#### SOURCE DATA
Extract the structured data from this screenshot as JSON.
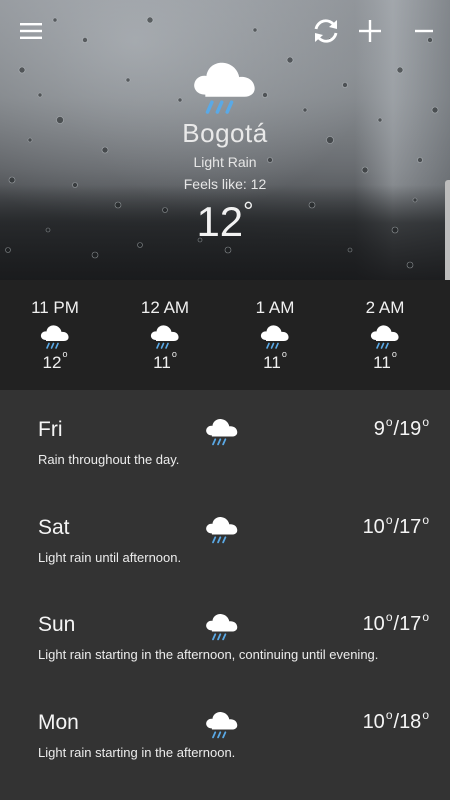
{
  "header": {
    "menu_icon": "hamburger-menu-icon",
    "refresh_icon": "refresh-icon",
    "add_icon": "plus-icon",
    "remove_icon": "minus-icon"
  },
  "current": {
    "city": "Bogotá",
    "condition": "Light Rain",
    "feels_like_label": "Feels like: ",
    "feels_like_value": "12",
    "temperature": "12",
    "degree_symbol": "°",
    "icon": "rain-cloud-icon"
  },
  "hourly": [
    {
      "time": "11 PM",
      "temp": "12",
      "icon": "rain-cloud-icon"
    },
    {
      "time": "12 AM",
      "temp": "11",
      "icon": "rain-cloud-icon"
    },
    {
      "time": "1 AM",
      "temp": "11",
      "icon": "rain-cloud-icon"
    },
    {
      "time": "2 AM",
      "temp": "11",
      "icon": "rain-cloud-icon"
    }
  ],
  "daily": [
    {
      "day": "Fri",
      "low": "9",
      "high": "19",
      "summary": "Rain throughout the day.",
      "icon": "rain-cloud-icon"
    },
    {
      "day": "Sat",
      "low": "10",
      "high": "17",
      "summary": "Light rain until afternoon.",
      "icon": "rain-cloud-icon"
    },
    {
      "day": "Sun",
      "low": "10",
      "high": "17",
      "summary": "Light rain starting in the afternoon, continuing until evening.",
      "icon": "rain-cloud-icon"
    },
    {
      "day": "Mon",
      "low": "10",
      "high": "18",
      "summary": "Light rain starting in the afternoon.",
      "icon": "rain-cloud-icon"
    }
  ],
  "colors": {
    "hourly_bg": "#222222",
    "daily_bg": "#333333",
    "rain_drop": "#5aa9e6",
    "text": "#ffffff"
  }
}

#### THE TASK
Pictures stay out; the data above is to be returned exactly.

#### TASK OUTPUT
Extract the structured data from this screenshot as JSON.
{
  "header": {
    "menu_icon": "hamburger-menu-icon",
    "refresh_icon": "refresh-icon",
    "add_icon": "plus-icon",
    "remove_icon": "minus-icon"
  },
  "current": {
    "city": "Bogotá",
    "condition": "Light Rain",
    "feels_like_label": "Feels like: ",
    "feels_like_value": "12",
    "temperature": "12",
    "degree_symbol": "°",
    "icon": "rain-cloud-icon"
  },
  "hourly": [
    {
      "time": "11 PM",
      "temp": "12",
      "icon": "rain-cloud-icon"
    },
    {
      "time": "12 AM",
      "temp": "11",
      "icon": "rain-cloud-icon"
    },
    {
      "time": "1 AM",
      "temp": "11",
      "icon": "rain-cloud-icon"
    },
    {
      "time": "2 AM",
      "temp": "11",
      "icon": "rain-cloud-icon"
    }
  ],
  "daily": [
    {
      "day": "Fri",
      "low": "9",
      "high": "19",
      "summary": "Rain throughout the day.",
      "icon": "rain-cloud-icon"
    },
    {
      "day": "Sat",
      "low": "10",
      "high": "17",
      "summary": "Light rain until afternoon.",
      "icon": "rain-cloud-icon"
    },
    {
      "day": "Sun",
      "low": "10",
      "high": "17",
      "summary": "Light rain starting in the afternoon, continuing until evening.",
      "icon": "rain-cloud-icon"
    },
    {
      "day": "Mon",
      "low": "10",
      "high": "18",
      "summary": "Light rain starting in the afternoon.",
      "icon": "rain-cloud-icon"
    }
  ],
  "colors": {
    "hourly_bg": "#222222",
    "daily_bg": "#333333",
    "rain_drop": "#5aa9e6",
    "text": "#ffffff"
  }
}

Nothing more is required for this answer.